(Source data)
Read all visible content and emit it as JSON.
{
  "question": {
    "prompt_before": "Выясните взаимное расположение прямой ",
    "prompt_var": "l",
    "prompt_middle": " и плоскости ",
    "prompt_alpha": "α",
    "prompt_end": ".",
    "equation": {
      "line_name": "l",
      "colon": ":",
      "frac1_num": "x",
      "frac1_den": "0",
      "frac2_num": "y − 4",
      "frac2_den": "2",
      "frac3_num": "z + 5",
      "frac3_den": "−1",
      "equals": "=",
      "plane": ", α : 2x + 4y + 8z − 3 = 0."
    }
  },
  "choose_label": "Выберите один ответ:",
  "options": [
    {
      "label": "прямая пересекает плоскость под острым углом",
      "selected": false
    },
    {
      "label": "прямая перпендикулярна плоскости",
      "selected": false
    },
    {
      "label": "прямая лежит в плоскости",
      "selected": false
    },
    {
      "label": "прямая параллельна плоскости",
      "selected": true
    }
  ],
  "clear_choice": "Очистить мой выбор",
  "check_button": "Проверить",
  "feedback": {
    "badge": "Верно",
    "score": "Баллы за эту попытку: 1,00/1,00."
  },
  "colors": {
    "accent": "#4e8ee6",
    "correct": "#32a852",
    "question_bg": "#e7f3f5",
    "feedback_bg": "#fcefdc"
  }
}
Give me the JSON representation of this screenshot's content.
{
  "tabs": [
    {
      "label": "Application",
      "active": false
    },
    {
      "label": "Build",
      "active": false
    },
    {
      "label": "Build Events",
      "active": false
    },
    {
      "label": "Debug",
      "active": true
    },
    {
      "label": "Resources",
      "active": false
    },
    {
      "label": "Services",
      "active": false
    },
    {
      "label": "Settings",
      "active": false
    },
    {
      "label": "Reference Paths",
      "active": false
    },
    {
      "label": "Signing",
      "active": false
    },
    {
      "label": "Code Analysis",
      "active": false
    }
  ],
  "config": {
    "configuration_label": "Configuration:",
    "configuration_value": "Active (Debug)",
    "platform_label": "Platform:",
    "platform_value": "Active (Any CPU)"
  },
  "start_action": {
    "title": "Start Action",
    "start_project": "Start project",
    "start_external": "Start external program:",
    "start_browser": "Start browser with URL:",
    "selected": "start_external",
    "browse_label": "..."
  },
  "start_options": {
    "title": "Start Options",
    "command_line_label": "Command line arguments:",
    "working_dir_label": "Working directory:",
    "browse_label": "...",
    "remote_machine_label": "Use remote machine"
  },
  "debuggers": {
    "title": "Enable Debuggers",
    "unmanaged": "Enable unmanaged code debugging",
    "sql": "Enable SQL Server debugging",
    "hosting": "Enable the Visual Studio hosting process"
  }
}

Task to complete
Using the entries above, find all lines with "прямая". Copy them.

Solution
      "label": "прямая пересекает плоскость под острым углом",
      "label": "прямая перпендикулярна плоскости",
      "label": "прямая лежит в плоскости",
      "label": "прямая параллельна плоскости",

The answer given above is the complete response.